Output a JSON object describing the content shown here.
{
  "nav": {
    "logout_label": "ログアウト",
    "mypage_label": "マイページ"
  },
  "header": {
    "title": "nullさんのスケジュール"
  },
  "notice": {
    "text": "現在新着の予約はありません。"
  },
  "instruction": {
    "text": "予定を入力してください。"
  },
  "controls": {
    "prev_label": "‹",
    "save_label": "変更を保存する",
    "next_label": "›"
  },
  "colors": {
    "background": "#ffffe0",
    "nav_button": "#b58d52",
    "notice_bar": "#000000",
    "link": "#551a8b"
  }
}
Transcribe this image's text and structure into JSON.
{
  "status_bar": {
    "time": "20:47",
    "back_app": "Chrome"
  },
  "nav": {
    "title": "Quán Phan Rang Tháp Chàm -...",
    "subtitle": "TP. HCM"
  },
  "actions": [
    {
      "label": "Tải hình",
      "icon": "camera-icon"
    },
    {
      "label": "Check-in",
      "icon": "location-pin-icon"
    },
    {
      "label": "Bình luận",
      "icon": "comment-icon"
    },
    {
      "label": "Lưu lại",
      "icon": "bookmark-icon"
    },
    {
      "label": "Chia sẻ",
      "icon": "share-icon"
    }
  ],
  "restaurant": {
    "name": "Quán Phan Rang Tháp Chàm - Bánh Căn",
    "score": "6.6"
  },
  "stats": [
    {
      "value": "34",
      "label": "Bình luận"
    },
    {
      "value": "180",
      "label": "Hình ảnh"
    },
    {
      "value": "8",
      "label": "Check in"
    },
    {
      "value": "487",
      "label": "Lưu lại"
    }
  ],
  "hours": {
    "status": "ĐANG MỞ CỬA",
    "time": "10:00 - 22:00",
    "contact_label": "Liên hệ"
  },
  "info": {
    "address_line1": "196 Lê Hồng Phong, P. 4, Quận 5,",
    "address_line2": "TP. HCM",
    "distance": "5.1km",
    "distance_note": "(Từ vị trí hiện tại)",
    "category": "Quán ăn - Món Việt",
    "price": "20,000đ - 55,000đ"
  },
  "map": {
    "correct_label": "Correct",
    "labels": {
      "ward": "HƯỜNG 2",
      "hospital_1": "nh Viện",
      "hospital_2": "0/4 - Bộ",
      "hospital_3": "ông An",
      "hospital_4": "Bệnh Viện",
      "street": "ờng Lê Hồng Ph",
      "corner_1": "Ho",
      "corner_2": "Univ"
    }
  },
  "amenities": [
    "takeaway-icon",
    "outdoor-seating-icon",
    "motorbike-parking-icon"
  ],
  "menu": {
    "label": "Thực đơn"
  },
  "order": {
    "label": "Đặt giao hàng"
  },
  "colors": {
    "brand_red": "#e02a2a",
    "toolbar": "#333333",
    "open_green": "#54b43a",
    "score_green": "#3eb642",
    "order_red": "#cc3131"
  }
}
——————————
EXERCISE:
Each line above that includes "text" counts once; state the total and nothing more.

REPLY:
3